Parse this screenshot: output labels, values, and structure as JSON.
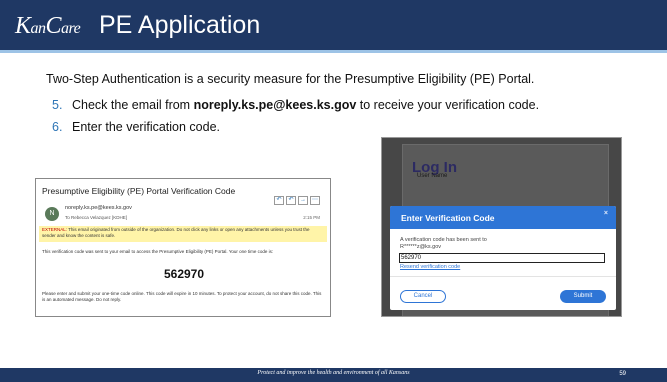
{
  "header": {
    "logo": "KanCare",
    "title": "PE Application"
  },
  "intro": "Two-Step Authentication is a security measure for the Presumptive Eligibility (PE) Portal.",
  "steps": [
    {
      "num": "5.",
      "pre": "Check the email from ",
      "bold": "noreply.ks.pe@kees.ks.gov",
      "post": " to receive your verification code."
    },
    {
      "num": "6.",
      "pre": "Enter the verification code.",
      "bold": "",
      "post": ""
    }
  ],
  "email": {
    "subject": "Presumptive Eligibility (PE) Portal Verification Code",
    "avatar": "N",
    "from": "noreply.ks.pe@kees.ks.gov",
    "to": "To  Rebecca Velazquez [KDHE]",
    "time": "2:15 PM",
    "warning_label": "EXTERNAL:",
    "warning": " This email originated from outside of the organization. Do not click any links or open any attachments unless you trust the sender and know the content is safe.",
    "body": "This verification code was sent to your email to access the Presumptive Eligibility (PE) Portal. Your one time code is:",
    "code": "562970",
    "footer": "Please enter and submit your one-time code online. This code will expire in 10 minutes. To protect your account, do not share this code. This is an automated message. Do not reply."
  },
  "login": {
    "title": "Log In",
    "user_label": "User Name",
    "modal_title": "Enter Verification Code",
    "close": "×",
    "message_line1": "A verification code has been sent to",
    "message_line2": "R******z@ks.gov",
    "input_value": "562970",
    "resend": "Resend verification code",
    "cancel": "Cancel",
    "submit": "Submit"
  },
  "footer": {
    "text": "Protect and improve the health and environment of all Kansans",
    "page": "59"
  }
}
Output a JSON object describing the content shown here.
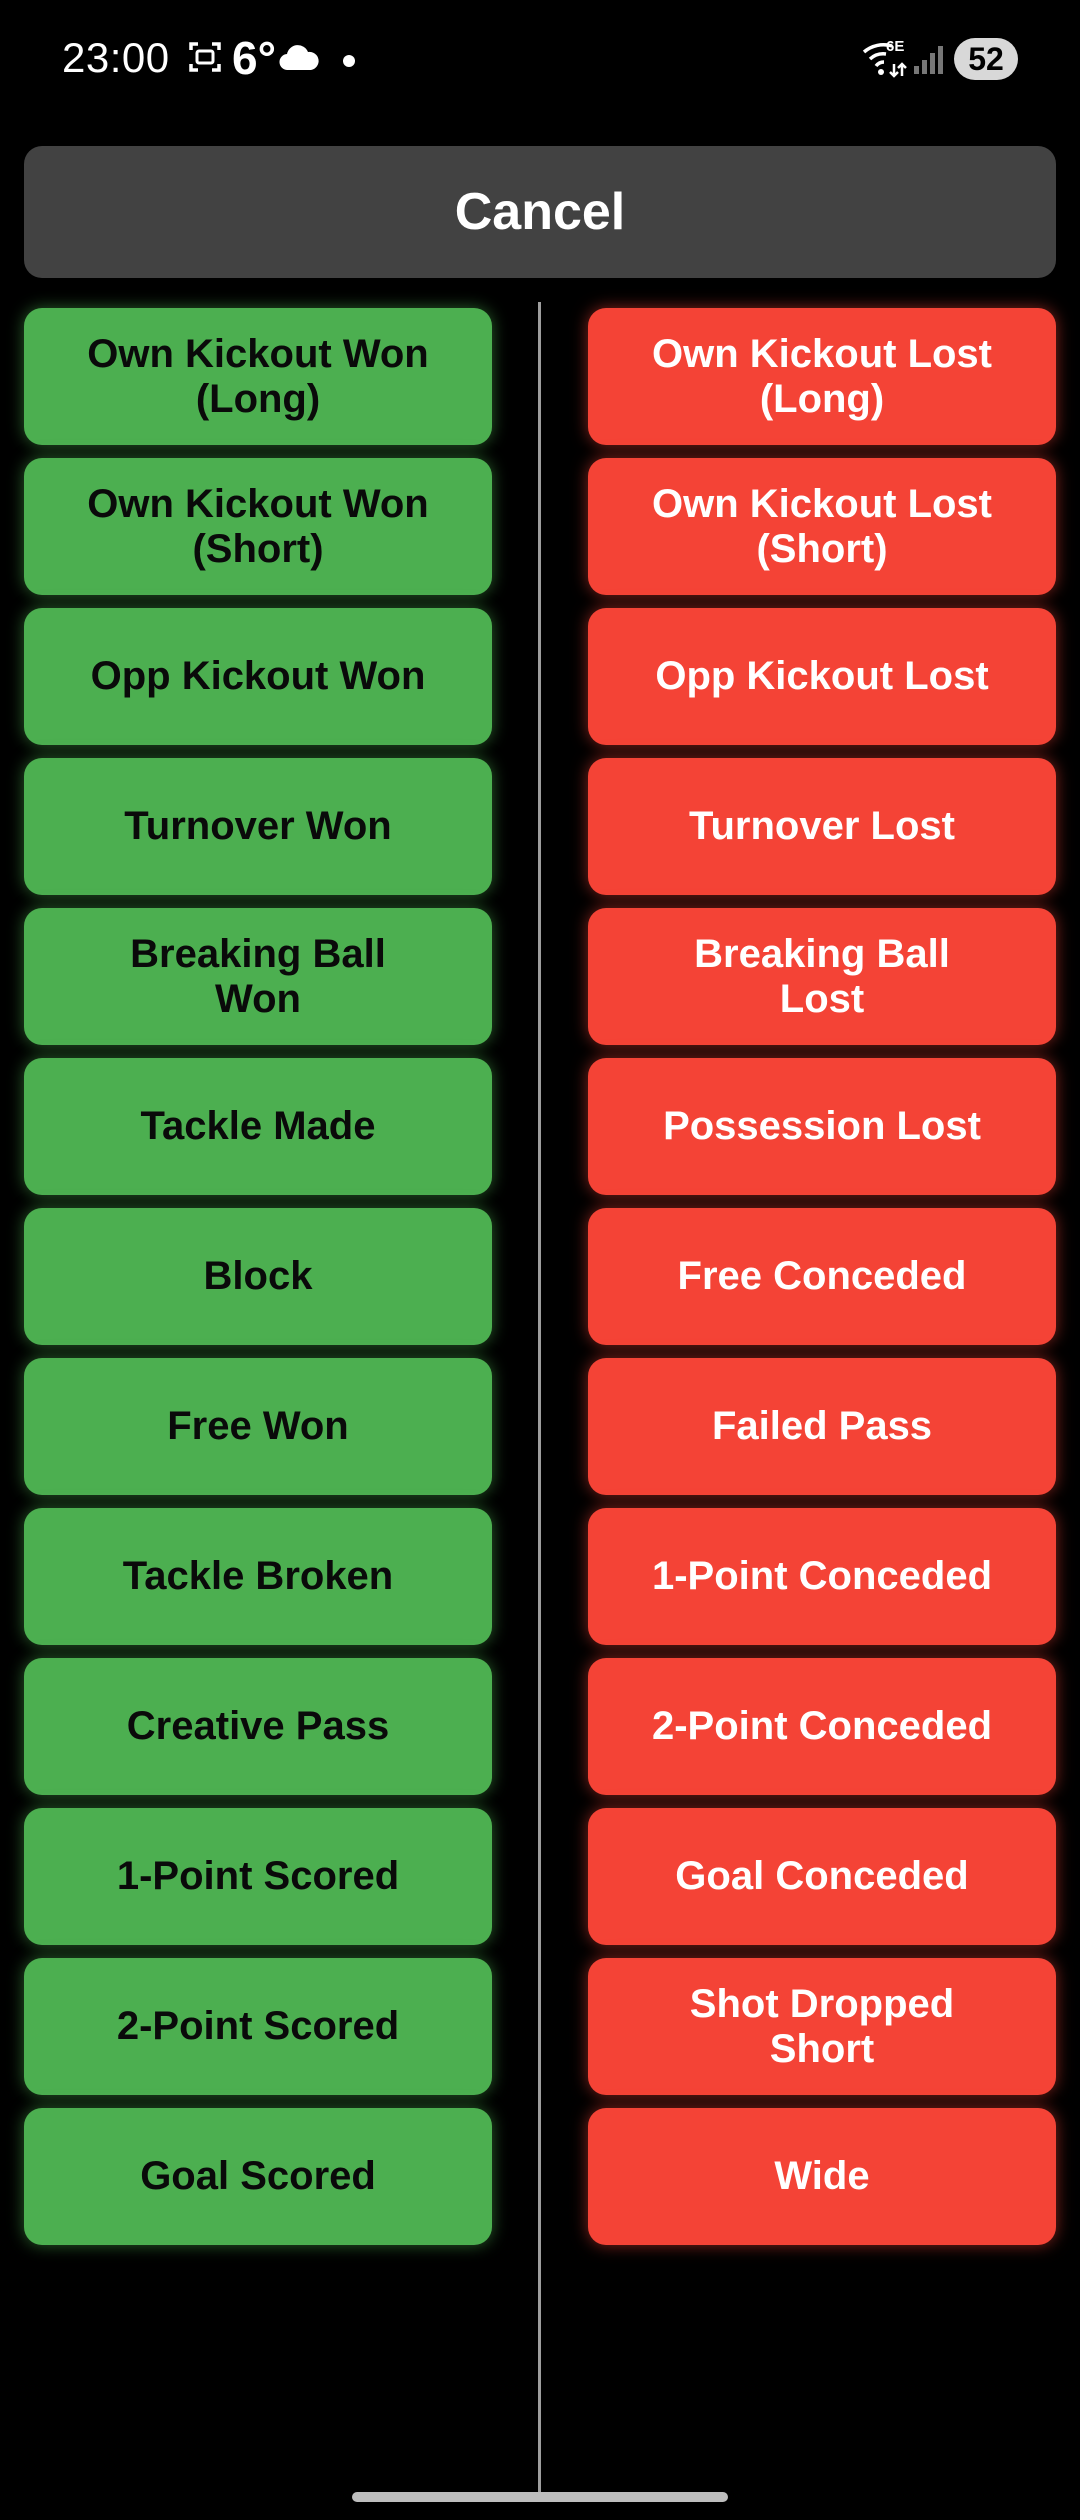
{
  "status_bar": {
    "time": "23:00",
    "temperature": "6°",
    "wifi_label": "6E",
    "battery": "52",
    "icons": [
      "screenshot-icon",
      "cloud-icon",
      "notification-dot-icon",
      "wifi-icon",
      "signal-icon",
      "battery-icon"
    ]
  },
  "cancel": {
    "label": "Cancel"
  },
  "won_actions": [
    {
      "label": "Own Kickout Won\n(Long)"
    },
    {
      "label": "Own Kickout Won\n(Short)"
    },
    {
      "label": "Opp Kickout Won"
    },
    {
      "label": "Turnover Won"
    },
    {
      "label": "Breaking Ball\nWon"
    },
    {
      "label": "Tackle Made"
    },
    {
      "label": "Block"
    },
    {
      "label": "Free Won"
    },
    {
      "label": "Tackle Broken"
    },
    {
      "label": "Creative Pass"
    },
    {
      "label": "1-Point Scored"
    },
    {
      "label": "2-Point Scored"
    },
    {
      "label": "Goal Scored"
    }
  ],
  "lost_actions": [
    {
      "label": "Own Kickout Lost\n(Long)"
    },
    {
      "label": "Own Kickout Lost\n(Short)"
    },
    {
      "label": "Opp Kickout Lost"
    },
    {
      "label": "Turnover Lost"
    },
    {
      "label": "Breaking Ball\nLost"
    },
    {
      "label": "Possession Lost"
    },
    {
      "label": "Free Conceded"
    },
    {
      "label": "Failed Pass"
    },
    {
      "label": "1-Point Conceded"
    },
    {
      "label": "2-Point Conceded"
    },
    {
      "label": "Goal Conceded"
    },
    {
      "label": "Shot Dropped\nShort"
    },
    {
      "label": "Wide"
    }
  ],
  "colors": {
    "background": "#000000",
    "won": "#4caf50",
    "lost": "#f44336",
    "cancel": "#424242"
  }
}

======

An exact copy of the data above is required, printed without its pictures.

Parse this screenshot: output labels, values, and structure as JSON.
{
  "header": {
    "logo": "KanCare",
    "title": "PE Application"
  },
  "intro": "Two-Step Authentication is a security measure for the Presumptive Eligibility (PE) Portal.",
  "steps": [
    {
      "num": "5.",
      "pre": "Check the email from ",
      "bold": "noreply.ks.pe@kees.ks.gov",
      "post": " to receive your verification code."
    },
    {
      "num": "6.",
      "pre": "Enter the verification code.",
      "bold": "",
      "post": ""
    }
  ],
  "email": {
    "subject": "Presumptive Eligibility (PE) Portal Verification Code",
    "avatar": "N",
    "from": "noreply.ks.pe@kees.ks.gov",
    "to": "To  Rebecca Velazquez [KDHE]",
    "time": "2:15 PM",
    "warning_label": "EXTERNAL:",
    "warning": " This email originated from outside of the organization. Do not click any links or open any attachments unless you trust the sender and know the content is safe.",
    "body": "This verification code was sent to your email to access the Presumptive Eligibility (PE) Portal. Your one time code is:",
    "code": "562970",
    "footer": "Please enter and submit your one-time code online. This code will expire in 10 minutes. To protect your account, do not share this code. This is an automated message. Do not reply."
  },
  "login": {
    "title": "Log In",
    "user_label": "User Name",
    "modal_title": "Enter Verification Code",
    "close": "×",
    "message_line1": "A verification code has been sent to",
    "message_line2": "R******z@ks.gov",
    "input_value": "562970",
    "resend": "Resend verification code",
    "cancel": "Cancel",
    "submit": "Submit"
  },
  "footer": {
    "text": "Protect and improve the health and environment of all Kansans",
    "page": "59"
  }
}
Output a JSON object describing the content shown here.
{
  "status_bar": {
    "time": "23:00",
    "temperature": "6°",
    "wifi_label": "6E",
    "battery": "52",
    "icons": [
      "screenshot-icon",
      "cloud-icon",
      "notification-dot-icon",
      "wifi-icon",
      "signal-icon",
      "battery-icon"
    ]
  },
  "cancel": {
    "label": "Cancel"
  },
  "won_actions": [
    {
      "label": "Own Kickout Won\n(Long)"
    },
    {
      "label": "Own Kickout Won\n(Short)"
    },
    {
      "label": "Opp Kickout Won"
    },
    {
      "label": "Turnover Won"
    },
    {
      "label": "Breaking Ball\nWon"
    },
    {
      "label": "Tackle Made"
    },
    {
      "label": "Block"
    },
    {
      "label": "Free Won"
    },
    {
      "label": "Tackle Broken"
    },
    {
      "label": "Creative Pass"
    },
    {
      "label": "1-Point Scored"
    },
    {
      "label": "2-Point Scored"
    },
    {
      "label": "Goal Scored"
    }
  ],
  "lost_actions": [
    {
      "label": "Own Kickout Lost\n(Long)"
    },
    {
      "label": "Own Kickout Lost\n(Short)"
    },
    {
      "label": "Opp Kickout Lost"
    },
    {
      "label": "Turnover Lost"
    },
    {
      "label": "Breaking Ball\nLost"
    },
    {
      "label": "Possession Lost"
    },
    {
      "label": "Free Conceded"
    },
    {
      "label": "Failed Pass"
    },
    {
      "label": "1-Point Conceded"
    },
    {
      "label": "2-Point Conceded"
    },
    {
      "label": "Goal Conceded"
    },
    {
      "label": "Shot Dropped\nShort"
    },
    {
      "label": "Wide"
    }
  ],
  "colors": {
    "background": "#000000",
    "won": "#4caf50",
    "lost": "#f44336",
    "cancel": "#424242"
  }
}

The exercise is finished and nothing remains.